By Michael Kinney
Brendan Radley-Hiles has seemingly done the impossible. Despite not playing a single down of a single football game yet for Oklahoma, the freshman from Bradenton, Fl. has already developed a folklore of sorts.
Whether it’s his teammates raving about him or Sooner fan base wanting to know more about him, the young man they call Bookie has become someone to keep an eye on, to say the least.
The Oklahoma coaches have tried to temper expectations of the 5-foot-9, 186-pound defensive back, but even they find themselves getting caught up in the Bookie hysteria.
“He just doesn’t carry himself like a freshman,” Oklahoma coach Lincoln Riley said at the OU coaches Luncheon. “It’s a little difficult to describe. You can see it though. Some guys you can tell it’s going to take them a little time. Some guys feel like they’ve been here forever. He’s certainly got that feel.”
Bookie played his high school ball at Florida’s IMG Academy, where he earned numerous honors. As a 5-star recruit in the 2018 class, he had his pick of any program in the nation. However, he turned down offers from Alabama, Clemson, Florida State, Michigan and Ohio State to travel to the middle of the country and become a Sooner.
Even before Bookie became an early enrollee this past spring, he was one of the team’s biggest recruiters.
“He is a dynamic kid,” Riley said. “I am never quick to anoint guys that haven’t played yet. So, he’s got plenty to prove. But he has some unique skills. Just kind of as a person he is one of those guys who has been big for us in recruiting. He is almost like the pied piper a little bit. Everybody knows him from East Coast to West Coast. He’s just kind of got a way about him. It’s helped us in recruiting, but where it has really helped is I think him coming in, is just the respect of his teammates. Guys are already starting to gravitate toward him. So. I think you see a great potential to be one of best leaders we’ve had run through here I the last several years.”
Secondary coach and assistant defensive coordinator Kerry Cooks is the one who recruited Bookie and knows what type of persona he brings to the program.
“We have a lot of young guys we believe are going to be exceptional. They are going to have to go through that process and learning experience,” Cooks said. “But I will say there is one guy that everybody talks about and heard about. I even joked about with coach Riley throughout the recruiting process that he had more Twitter Followers than coach Riley.”
But what has his coaches and teammates the most excited is Bookie’s playmaking ability. According to co-offensive coordinator Cale Gundy, he has similar traits to a pair of Oklahoma alums who were known for causing havoc.

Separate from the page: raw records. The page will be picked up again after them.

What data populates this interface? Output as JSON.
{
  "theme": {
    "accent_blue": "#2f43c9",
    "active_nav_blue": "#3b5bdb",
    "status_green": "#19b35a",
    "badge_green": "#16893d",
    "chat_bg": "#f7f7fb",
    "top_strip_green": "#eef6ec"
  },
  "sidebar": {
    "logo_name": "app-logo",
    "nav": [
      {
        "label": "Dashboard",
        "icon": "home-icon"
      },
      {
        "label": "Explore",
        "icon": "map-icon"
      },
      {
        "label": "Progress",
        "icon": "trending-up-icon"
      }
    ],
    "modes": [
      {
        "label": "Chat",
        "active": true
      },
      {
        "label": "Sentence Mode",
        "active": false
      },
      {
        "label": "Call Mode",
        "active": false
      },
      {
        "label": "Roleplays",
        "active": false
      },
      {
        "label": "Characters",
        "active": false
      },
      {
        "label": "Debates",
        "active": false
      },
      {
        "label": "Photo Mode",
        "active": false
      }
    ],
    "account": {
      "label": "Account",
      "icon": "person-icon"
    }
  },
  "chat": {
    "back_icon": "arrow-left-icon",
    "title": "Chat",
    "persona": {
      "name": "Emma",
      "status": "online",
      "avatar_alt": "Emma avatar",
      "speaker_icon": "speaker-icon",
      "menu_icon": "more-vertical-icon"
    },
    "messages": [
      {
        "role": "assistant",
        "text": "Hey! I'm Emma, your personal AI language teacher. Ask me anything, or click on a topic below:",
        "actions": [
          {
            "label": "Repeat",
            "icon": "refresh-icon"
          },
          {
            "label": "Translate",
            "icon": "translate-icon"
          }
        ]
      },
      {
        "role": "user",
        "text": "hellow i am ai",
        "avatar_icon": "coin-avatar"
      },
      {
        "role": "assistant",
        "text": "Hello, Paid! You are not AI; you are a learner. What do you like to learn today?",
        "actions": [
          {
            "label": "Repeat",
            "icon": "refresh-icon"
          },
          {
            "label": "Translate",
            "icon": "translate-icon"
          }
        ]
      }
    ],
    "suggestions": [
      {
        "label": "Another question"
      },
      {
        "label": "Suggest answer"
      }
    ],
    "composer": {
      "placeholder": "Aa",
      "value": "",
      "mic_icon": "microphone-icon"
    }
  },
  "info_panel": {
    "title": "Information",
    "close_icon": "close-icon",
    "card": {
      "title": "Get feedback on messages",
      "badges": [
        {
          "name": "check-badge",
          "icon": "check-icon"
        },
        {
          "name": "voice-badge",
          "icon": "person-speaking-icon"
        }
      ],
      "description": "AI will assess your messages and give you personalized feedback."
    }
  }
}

“Guys that have played here over the years that were really, really successful… Roy Williams and Tony Jefferson,” Gundy said. “Bookie is kind of that type of player. The difference with Bookie is he is small. But Bookie is a ballplayer and that is something. He is one of those guys where offensively you know where he is at all times. If Bookie is over there, you are better off not going over there. You are better off going somewhere else. Very talented guy. We’re all excited about him.”
Even though Cooks said Bookie can play anywhere on the field, he sees him playing the nickel this season. With defensive coordinator Mike Stoops saying earlier in the week that OU would be playing more nickel this year, that means more opportunities for Bookie to be on the field.
Cooks and the OU coaching staff have nothing but high expectations for Bookie.
“I’ve been doing this for 17 years now, and I’ve coached several first round players. I am not putting this on him, I’m not saying he’s going to be a first-round NFL draft pick,” Cooks said. “But from those guys that I’ve coached that were first-round draft picks and still playing I the NFL today, for him to be a 17, 18-year-old man, he is far and away the most mature kid. He’s got great leadership, he’s got a great foundation at home. He is just a natural playmaker. That’s a lot to ask for a true freshman to come into a program like OU and expect those things. But that’s what he’s shown and we’re going to hold him accountable to that. I feel great about him being in our program.”